> TASK REQUIREMENTS: Write out the data exactly, please, and omit the pictures.

> AVAILABLE DATA:

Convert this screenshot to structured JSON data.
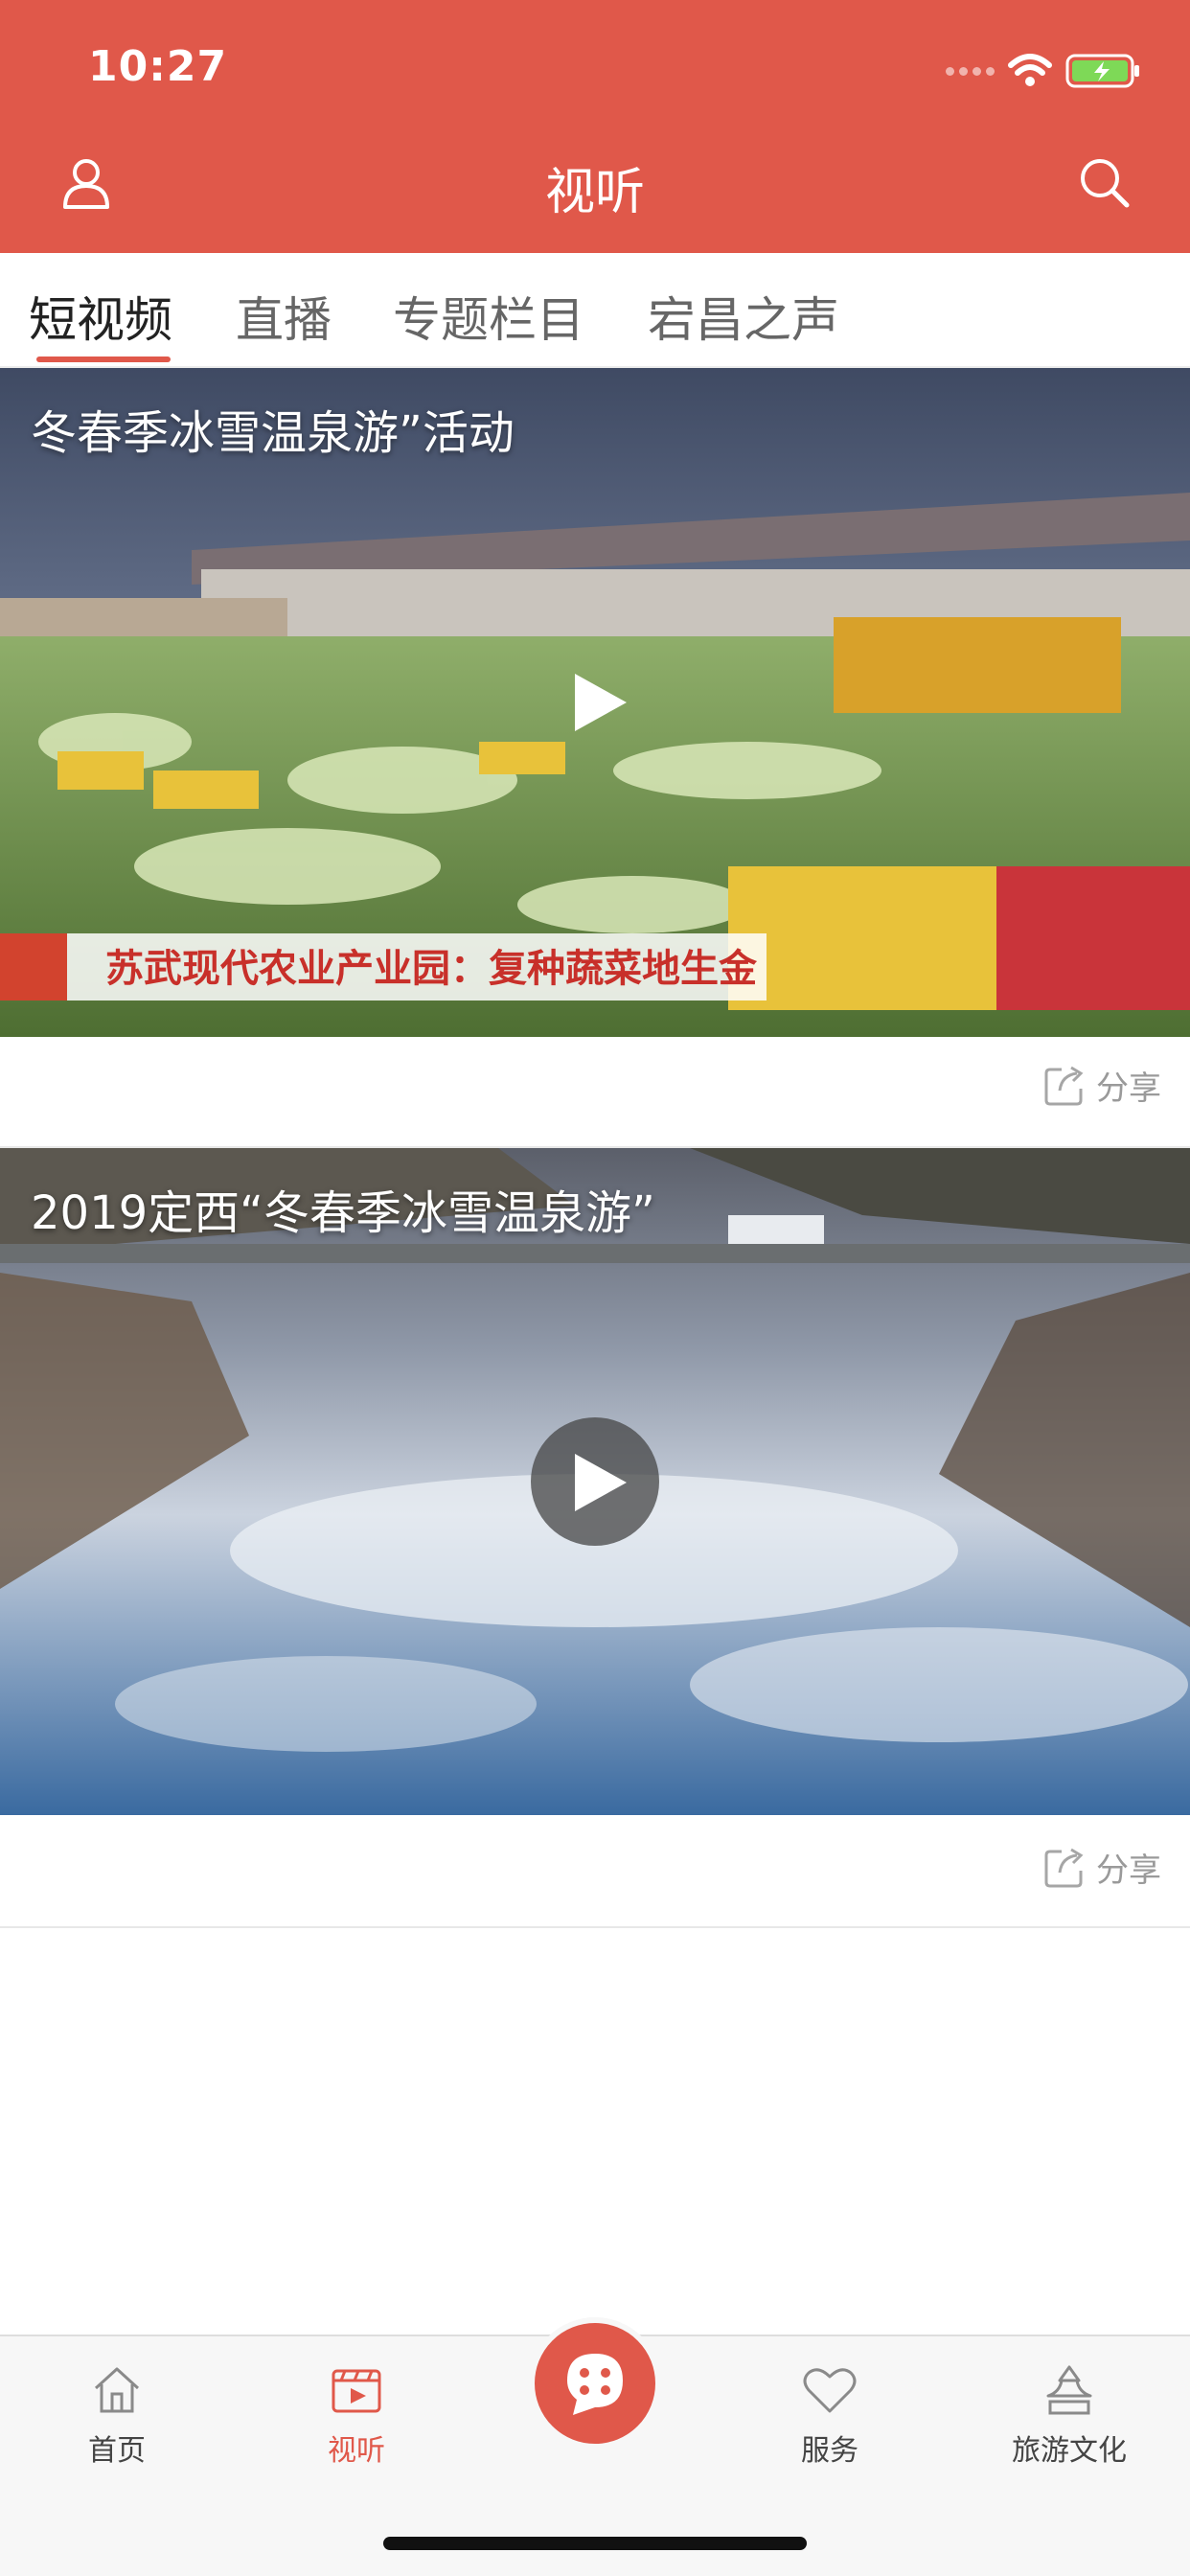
{
  "status_bar": {
    "time": "10:27"
  },
  "nav": {
    "title": "视听"
  },
  "tabs": [
    {
      "label": "短视频"
    },
    {
      "label": "直播"
    },
    {
      "label": "专题栏目"
    },
    {
      "label": "宕昌之声"
    }
  ],
  "videos": [
    {
      "title": "冬春季冰雪温泉游”活动",
      "banner_text": "苏武现代农业产业园：复种蔬菜地生金",
      "share_label": "分享"
    },
    {
      "title": "2019定西“冬春季冰雪温泉游”",
      "share_label": "分享"
    }
  ],
  "tabbar": {
    "home": "首页",
    "av": "视听",
    "service": "服务",
    "tourism": "旅游文化"
  },
  "colors": {
    "accent": "#e0584a"
  }
}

> OUTPUT OF THE TASK:
Convert this screenshot to structured JSON data.
{
  "status_bar": {
    "time": "10:27"
  },
  "nav": {
    "title": "视听"
  },
  "tabs": [
    {
      "label": "短视频"
    },
    {
      "label": "直播"
    },
    {
      "label": "专题栏目"
    },
    {
      "label": "宕昌之声"
    }
  ],
  "videos": [
    {
      "title": "冬春季冰雪温泉游”活动",
      "banner_text": "苏武现代农业产业园：复种蔬菜地生金",
      "share_label": "分享"
    },
    {
      "title": "2019定西“冬春季冰雪温泉游”",
      "share_label": "分享"
    }
  ],
  "tabbar": {
    "home": "首页",
    "av": "视听",
    "service": "服务",
    "tourism": "旅游文化"
  },
  "colors": {
    "accent": "#e0584a"
  }
}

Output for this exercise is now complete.